Luxor has been kind to me so far. I’ll start teaching English in a week or so, and can expect an Italian girl and soon-to-be teacher to arrive on the 30th and accompany me in the apartment. The school is run by a woman named Affaf, who has taken me under her wing. Her nephew, Hamada (a common nickname of Muhammad), is 27 and seems to be in a process of discovering himself outside Islam. He and Affaf both speak English well. Hamada’s a very open character, and takes it upon himself to answer all of my questions. Today the recurring one was “Where are all the women?” – They are nowhere to be found outside. He estimated 15% of Luxor women work. But work is different here, occurring mainly in the afternoon and evening and six days of the week. The school is open from 4-10 p.m. and Hamada typically doesn’t appear until 5. This is the norm in Luxor.
I’m happy to report no harassment, save perhaps a glare this afternoon that had nothing to do with my sex or hair color. I had woken up and dressed a few minutes before Affaf knocked on my door. I opened it to find she was visibly upset, and asking me why I did not unlock the school at 4 p.m. as we had discussed the night before. I told her that I had let in the French teacher for her one-on-one appointment at 8 a.m. and assumed that it would remain “open” from then on. No. That’s not how it works. Apparently the school opens and closes throughout the day with changing class schedules. As Affaf explained this to me in a harsh tone, a man sitting behind her first smirked then glared at me and my unknowingness. I later found out he is from Azerbaijan and I will be teaching him mid-level English in the coming weeks.
The streets are never cleaned, except what shop owners decide to take on in their own areas. I’m covered in a permanent layer of sweat and dust. And apparently ants like peanut butter.

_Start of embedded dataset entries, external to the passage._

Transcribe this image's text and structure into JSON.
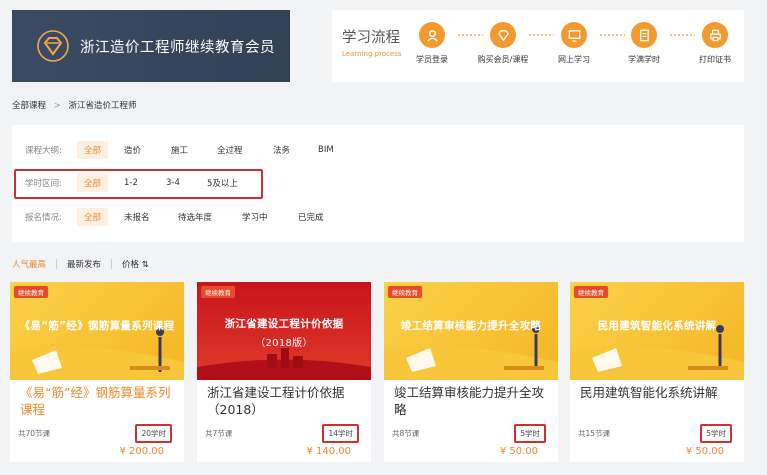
{
  "banner": {
    "title": "浙江造价工程师继续教育会员"
  },
  "flow": {
    "title": "学习流程",
    "subtitle": "Learning process",
    "steps": [
      {
        "label": "学员登录",
        "icon": "user-icon"
      },
      {
        "label": "购买会员/课程",
        "icon": "diamond-icon"
      },
      {
        "label": "网上学习",
        "icon": "monitor-icon"
      },
      {
        "label": "学满学时",
        "icon": "document-icon"
      },
      {
        "label": "打印证书",
        "icon": "printer-icon"
      }
    ]
  },
  "breadcrumb": {
    "root": "全部课程",
    "sep": ">",
    "current": "浙江省造价工程师"
  },
  "filters": {
    "outline": {
      "label": "课程大纲:",
      "options": [
        "全部",
        "造价",
        "施工",
        "全过程",
        "法务",
        "BIM"
      ]
    },
    "hours": {
      "label": "学时区间:",
      "options": [
        "全部",
        "1-2",
        "3-4",
        "5及以上"
      ]
    },
    "signup": {
      "label": "报名情况:",
      "options": [
        "全部",
        "未报名",
        "待选年度",
        "学习中",
        "已完成"
      ]
    }
  },
  "sort": {
    "options": [
      "人气最高",
      "最新发布",
      "价格 ⇅"
    ]
  },
  "colors": {
    "accent": "#ef8a2a",
    "highlight_box": "#d32f2f"
  },
  "courses": [
    {
      "tag": "继续教育",
      "thumb_text": "《易“筋”经》钢筋算量系列课程",
      "title": "《易“筋”经》钢筋算量系列课程",
      "lessons": "共70节课",
      "hours": "20学时",
      "price": "¥ 200.00"
    },
    {
      "tag": "继续教育",
      "thumb_text": "浙江省建设工程计价依据",
      "thumb_sub": "（2018版）",
      "title": "浙江省建设工程计价依据（2018）",
      "lessons": "共7节课",
      "hours": "14学时",
      "price": "¥ 140.00"
    },
    {
      "tag": "继续教育",
      "thumb_text": "竣工结算审核能力提升全攻略",
      "title": "竣工结算审核能力提升全攻略",
      "lessons": "共8节课",
      "hours": "5学时",
      "price": "¥ 50.00"
    },
    {
      "tag": "继续教育",
      "thumb_text": "民用建筑智能化系统讲解",
      "title": "民用建筑智能化系统讲解",
      "lessons": "共15节课",
      "hours": "5学时",
      "price": "¥ 50.00"
    }
  ]
}
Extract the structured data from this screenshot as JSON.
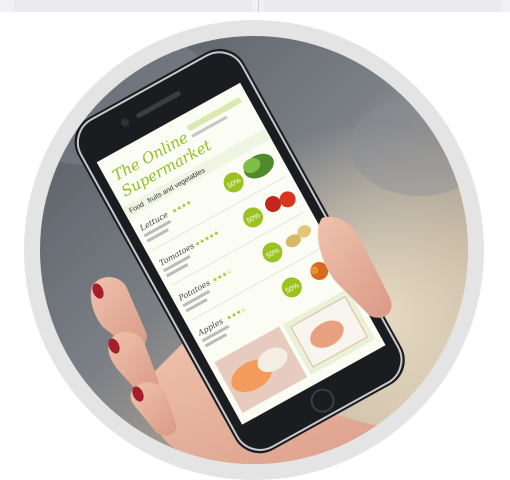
{
  "screen": {
    "title_line1": "The Online",
    "title_line2": "Supermarket",
    "breadcrumb_food": "Food",
    "breadcrumb_category": "fruits and vegetables",
    "badge": "50%",
    "products": [
      {
        "name": "Lettuce"
      },
      {
        "name": "Tomatoes"
      },
      {
        "name": "Potatoes"
      },
      {
        "name": "Apples"
      }
    ]
  },
  "colors": {
    "ring": "#e4e4e4",
    "accent_green": "#9bc31f",
    "screen_bg": "#fbfdf5",
    "phone_body": "#1b1c20"
  }
}
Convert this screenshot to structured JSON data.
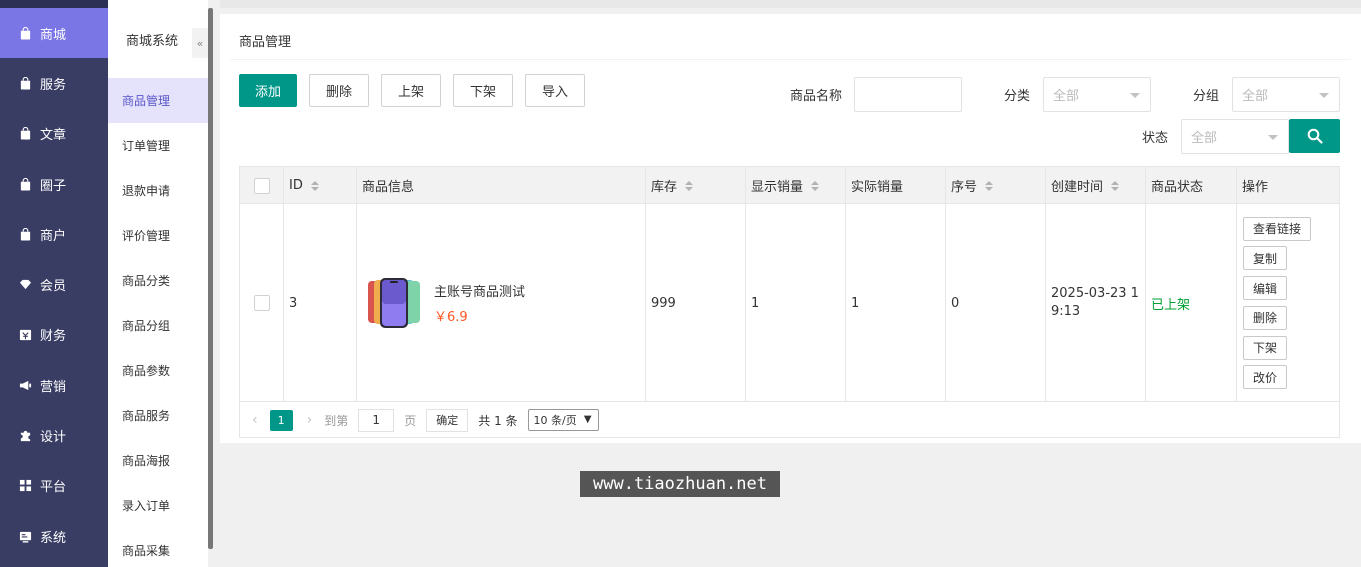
{
  "nav_primary": [
    {
      "label": "商城",
      "icon": "bag-icon",
      "active": true
    },
    {
      "label": "服务",
      "icon": "bag-icon"
    },
    {
      "label": "文章",
      "icon": "bag-icon"
    },
    {
      "label": "圈子",
      "icon": "bag-icon"
    },
    {
      "label": "商户",
      "icon": "bag-icon"
    },
    {
      "label": "会员",
      "icon": "diamond-icon"
    },
    {
      "label": "财务",
      "icon": "finance-icon"
    },
    {
      "label": "营销",
      "icon": "megaphone-icon"
    },
    {
      "label": "设计",
      "icon": "puzzle-icon"
    },
    {
      "label": "平台",
      "icon": "grid-icon"
    },
    {
      "label": "系统",
      "icon": "system-icon"
    }
  ],
  "nav_secondary": {
    "title": "商城系统",
    "collapse_glyph": "«",
    "items": [
      "商品管理",
      "订单管理",
      "退款申请",
      "评价管理",
      "商品分类",
      "商品分组",
      "商品参数",
      "商品服务",
      "商品海报",
      "录入订单",
      "商品采集"
    ]
  },
  "page": {
    "title": "商品管理"
  },
  "toolbar": {
    "add": "添加",
    "delete": "删除",
    "on_shelf": "上架",
    "off_shelf": "下架",
    "import": "导入"
  },
  "filters": {
    "name_label": "商品名称",
    "name_value": "",
    "category_label": "分类",
    "category_value": "全部",
    "group_label": "分组",
    "group_value": "全部",
    "status_label": "状态",
    "status_value": "全部"
  },
  "table": {
    "headers": [
      "ID",
      "商品信息",
      "库存",
      "显示销量",
      "实际销量",
      "序号",
      "创建时间",
      "商品状态",
      "操作"
    ],
    "rows": [
      {
        "id": "3",
        "name": "主账号商品测试",
        "price": "￥6.9",
        "stock": "999",
        "display_sales": "1",
        "actual_sales": "1",
        "order": "0",
        "created": "2025-03-23 19:13",
        "status": "已上架",
        "actions": [
          "查看链接",
          "复制",
          "编辑",
          "删除",
          "下架",
          "改价"
        ]
      }
    ]
  },
  "pagination": {
    "current": "1",
    "goto_label": "到第",
    "goto_value": "1",
    "page_suffix": "页",
    "confirm": "确定",
    "total": "共 1 条",
    "per_page": "10 条/页"
  },
  "watermark": "www.tiaozhuan.net",
  "colors": {
    "nav_bg": "#393d64",
    "nav_active": "#7b76e6",
    "primary": "#009688",
    "price": "#ff5722",
    "status_on": "#009f2f"
  }
}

Almost forgot to explain the header: The electricity cuts in and out across the city at least five times a day. The British school teacher, Giorgina, told me it used to only happen once every two weeks, then once a day, now this. Glad to have brought so many flashlights, which I’ve gathered the school is unable to afford. Giorgina calls them torches, and says it’s what everyone in Britain calls flashlights. Anyway, Affaf put a bowl of water in my freezer before I arrived in case I should like to add it to a jug of drinking water at some point. It remained water last night as well as this morning.